• TASK DESCRIPTION
Copy, from the material below, every line in which the word "label" can be found.

= Beginning of Section =

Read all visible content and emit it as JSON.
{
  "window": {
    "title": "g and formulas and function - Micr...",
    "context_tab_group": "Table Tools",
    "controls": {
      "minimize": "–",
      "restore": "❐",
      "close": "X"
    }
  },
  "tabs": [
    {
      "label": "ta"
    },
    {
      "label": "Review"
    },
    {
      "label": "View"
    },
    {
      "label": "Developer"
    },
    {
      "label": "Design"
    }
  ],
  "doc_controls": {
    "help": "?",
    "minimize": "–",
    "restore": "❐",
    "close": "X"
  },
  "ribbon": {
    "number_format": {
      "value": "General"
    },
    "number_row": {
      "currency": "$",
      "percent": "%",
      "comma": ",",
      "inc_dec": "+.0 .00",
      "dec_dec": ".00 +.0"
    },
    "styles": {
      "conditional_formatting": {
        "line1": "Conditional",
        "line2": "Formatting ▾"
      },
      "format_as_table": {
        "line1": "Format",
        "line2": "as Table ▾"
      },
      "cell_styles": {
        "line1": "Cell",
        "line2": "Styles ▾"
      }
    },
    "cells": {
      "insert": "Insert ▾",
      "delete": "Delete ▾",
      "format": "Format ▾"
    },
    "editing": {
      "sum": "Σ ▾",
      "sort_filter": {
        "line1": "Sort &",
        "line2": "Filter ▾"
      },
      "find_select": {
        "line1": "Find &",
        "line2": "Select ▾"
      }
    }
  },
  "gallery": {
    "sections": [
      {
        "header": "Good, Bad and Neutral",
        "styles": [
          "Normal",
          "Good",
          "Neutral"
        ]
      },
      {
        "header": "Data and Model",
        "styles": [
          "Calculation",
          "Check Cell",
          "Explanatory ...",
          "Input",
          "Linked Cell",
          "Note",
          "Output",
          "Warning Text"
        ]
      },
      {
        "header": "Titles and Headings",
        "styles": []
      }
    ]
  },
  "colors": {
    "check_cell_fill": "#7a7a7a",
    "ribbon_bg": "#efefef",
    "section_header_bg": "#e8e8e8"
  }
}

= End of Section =

• ANSWER SECTION
      "label": "ta"
      "label": "Review"
      "label": "View"
      "label": "Developer"
      "label": "Design"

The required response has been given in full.